“Future generations will receive less money from the government in their post-working years,” David Hodges writes.

Canadians have two excellent options: the Tax-Free Savings Account (TFSA) and the Registered Retirement Savings Plan (RRSP).

The TFSA contribution room sits at $25,500 for each Canadian who was at least 18 in 2009, or $51,000 for couples. TFSAs are good for short-term savings, like a rainy day account. If you have a TFSA with a bundle stashed, you save yourself from borrowing money on your credit-card for emergencies or taking out a short-term bank loan.

Hodges writes that an annual contribution to your RRSP savings can “supercharge” your investment.

“Let’s assume you regularly contribute $5,000 to your RRSP each year and your marginal tax rate is 30%,” he says. “That means at tax time you’ll net a refund of $1,500. If you reinvest that next year along with your usual $5,000, your RRSP contribution will be $6,500 for that year, netting you a refund of $1,950.

“Add that to your regular contribution the following year and it becomes $6,950, which gets you a refund of $2,085, and so on. After 10 years of reinvested tax refunds and 5% annual growth, your RRSP would be worth almost $90,000. If you get the same rate of return but never reinvested the refunds, it would be just over $66,000.”

Those are some impressive numbers.

Invest in your children

If you have youngsters running about, it might be a good idea to start saving for their education. Look into the Registered Education Savings Plan, a special account that helps you save for your child’s post-secondary education.

The money grows tax-free and you could qualify for additional funds through the Canada Education Savings Grant, the Canada Learning Bond and the Alberta Centennial Education Savings Plan.

Can you help?
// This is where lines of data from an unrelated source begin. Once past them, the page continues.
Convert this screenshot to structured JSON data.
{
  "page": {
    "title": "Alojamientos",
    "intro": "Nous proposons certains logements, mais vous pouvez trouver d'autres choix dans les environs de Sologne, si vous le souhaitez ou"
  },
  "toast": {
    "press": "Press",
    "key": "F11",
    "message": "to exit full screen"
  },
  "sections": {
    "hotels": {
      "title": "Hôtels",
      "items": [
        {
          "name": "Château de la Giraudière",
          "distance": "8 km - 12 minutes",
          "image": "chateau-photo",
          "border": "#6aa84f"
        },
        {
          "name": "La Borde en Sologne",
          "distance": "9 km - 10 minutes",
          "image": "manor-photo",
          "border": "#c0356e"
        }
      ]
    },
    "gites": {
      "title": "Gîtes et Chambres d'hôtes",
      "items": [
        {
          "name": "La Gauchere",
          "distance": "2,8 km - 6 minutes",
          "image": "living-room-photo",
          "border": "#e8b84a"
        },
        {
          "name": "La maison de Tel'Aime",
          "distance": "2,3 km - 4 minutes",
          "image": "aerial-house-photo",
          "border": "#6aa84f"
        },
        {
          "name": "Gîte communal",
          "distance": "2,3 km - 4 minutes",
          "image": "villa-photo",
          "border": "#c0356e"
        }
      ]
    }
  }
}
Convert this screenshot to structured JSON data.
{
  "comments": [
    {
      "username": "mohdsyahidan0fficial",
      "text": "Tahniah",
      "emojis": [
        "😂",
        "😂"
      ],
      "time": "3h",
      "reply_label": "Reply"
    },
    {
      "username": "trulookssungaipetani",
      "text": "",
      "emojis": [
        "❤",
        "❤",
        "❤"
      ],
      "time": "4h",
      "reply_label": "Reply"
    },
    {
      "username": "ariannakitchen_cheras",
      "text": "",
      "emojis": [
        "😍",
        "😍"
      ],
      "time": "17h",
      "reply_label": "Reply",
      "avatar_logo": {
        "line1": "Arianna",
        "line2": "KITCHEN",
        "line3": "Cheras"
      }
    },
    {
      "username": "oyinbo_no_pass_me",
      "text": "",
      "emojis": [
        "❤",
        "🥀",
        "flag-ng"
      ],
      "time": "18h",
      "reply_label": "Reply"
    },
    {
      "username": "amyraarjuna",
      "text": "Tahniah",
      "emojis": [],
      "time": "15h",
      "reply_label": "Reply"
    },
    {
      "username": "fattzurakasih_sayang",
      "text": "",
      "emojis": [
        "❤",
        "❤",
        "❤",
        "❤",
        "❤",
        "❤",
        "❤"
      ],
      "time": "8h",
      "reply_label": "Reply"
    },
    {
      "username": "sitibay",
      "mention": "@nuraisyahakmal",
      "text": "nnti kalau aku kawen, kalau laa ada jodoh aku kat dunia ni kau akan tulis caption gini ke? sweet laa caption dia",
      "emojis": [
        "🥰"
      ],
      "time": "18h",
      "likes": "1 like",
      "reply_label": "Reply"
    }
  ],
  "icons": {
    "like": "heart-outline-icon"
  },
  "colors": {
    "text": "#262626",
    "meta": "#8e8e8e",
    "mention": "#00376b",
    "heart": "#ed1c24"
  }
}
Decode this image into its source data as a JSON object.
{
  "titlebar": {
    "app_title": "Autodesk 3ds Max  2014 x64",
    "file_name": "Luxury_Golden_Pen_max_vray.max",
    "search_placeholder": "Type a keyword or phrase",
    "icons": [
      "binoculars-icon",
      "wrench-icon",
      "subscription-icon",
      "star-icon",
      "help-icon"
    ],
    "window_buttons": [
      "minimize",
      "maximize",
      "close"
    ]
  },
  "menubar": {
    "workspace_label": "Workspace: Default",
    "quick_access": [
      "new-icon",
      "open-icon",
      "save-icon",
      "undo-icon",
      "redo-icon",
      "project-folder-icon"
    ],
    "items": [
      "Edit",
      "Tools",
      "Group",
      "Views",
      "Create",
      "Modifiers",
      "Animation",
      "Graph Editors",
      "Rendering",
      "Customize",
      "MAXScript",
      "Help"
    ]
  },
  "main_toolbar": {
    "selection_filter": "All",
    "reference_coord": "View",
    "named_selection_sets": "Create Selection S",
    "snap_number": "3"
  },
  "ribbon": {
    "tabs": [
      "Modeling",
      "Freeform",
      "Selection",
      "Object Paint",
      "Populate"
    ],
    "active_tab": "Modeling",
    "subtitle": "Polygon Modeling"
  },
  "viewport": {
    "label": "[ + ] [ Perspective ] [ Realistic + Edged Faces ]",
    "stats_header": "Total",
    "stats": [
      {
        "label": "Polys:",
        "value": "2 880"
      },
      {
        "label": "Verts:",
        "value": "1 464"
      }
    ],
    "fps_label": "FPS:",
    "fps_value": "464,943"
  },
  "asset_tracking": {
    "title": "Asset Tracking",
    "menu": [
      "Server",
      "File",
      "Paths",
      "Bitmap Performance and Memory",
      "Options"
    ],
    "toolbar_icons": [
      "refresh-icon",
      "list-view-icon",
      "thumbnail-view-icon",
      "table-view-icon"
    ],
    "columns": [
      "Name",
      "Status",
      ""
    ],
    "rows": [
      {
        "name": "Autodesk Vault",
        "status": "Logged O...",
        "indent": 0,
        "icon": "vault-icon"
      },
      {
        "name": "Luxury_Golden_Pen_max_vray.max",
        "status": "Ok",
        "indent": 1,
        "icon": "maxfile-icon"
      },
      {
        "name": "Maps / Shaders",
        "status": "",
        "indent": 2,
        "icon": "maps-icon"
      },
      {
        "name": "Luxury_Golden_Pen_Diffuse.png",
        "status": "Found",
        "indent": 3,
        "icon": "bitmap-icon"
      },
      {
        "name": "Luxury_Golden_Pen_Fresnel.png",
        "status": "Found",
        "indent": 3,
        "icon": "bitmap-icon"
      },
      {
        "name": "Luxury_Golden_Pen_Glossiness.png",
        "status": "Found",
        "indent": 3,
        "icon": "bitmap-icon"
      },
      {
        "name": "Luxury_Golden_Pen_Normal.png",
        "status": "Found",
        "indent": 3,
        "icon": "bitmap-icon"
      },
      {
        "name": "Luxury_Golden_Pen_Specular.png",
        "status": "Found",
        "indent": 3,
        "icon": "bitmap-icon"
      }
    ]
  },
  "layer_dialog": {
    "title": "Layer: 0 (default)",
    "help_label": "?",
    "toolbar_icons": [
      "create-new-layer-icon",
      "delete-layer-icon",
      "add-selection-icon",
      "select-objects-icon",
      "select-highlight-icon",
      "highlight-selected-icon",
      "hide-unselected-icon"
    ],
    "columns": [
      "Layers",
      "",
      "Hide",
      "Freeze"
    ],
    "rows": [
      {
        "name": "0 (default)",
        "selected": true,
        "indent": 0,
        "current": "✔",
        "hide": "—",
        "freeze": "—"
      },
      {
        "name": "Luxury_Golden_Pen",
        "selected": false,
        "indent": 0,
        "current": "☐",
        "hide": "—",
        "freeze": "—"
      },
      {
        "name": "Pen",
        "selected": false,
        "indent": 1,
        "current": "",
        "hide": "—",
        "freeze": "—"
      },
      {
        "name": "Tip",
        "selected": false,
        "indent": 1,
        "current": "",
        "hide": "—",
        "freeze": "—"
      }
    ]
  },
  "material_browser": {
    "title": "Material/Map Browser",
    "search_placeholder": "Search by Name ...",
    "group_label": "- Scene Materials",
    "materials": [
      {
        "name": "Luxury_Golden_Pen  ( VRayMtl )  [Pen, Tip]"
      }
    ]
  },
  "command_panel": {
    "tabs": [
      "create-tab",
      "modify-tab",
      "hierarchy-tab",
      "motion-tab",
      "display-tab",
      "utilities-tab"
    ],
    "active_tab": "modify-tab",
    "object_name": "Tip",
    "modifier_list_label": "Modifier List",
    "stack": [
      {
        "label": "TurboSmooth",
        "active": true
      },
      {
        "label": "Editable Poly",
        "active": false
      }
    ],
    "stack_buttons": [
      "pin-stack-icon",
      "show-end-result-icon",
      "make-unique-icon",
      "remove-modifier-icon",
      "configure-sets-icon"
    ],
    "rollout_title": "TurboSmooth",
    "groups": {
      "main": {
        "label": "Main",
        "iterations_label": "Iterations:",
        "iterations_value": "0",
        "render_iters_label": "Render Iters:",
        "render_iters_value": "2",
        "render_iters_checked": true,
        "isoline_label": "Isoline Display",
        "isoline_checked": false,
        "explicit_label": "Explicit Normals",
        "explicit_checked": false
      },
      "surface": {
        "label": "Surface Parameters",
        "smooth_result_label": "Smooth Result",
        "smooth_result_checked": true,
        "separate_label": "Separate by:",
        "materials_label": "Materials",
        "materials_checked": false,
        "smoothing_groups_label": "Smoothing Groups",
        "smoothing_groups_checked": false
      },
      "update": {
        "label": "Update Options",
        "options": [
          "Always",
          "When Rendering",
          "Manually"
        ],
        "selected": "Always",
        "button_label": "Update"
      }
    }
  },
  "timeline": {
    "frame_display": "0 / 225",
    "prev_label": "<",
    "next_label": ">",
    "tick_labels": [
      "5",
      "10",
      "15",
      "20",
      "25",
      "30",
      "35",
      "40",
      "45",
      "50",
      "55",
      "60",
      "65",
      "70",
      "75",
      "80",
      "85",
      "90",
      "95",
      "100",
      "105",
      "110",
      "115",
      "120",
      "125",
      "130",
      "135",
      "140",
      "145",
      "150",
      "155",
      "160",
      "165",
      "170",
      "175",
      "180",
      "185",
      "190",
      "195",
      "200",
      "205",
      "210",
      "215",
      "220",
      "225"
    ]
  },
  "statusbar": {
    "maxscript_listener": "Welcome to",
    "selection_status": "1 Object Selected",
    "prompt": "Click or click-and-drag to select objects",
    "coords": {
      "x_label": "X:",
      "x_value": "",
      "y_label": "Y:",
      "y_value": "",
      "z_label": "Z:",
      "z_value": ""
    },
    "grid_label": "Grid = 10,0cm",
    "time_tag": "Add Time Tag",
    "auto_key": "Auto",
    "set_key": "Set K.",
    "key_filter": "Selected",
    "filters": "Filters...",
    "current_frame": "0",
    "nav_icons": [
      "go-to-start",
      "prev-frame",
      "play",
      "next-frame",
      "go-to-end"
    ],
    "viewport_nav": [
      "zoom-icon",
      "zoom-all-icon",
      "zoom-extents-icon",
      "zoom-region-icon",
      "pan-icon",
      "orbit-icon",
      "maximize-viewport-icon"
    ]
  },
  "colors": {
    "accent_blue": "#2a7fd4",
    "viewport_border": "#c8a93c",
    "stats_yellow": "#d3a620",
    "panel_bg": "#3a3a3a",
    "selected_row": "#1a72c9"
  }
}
We sure can. Contact one of our tax specialists and we can help you find tax savings and get a bigger refund.

Fill out our contact form or give A1 Accounting a call at 403-226-8297.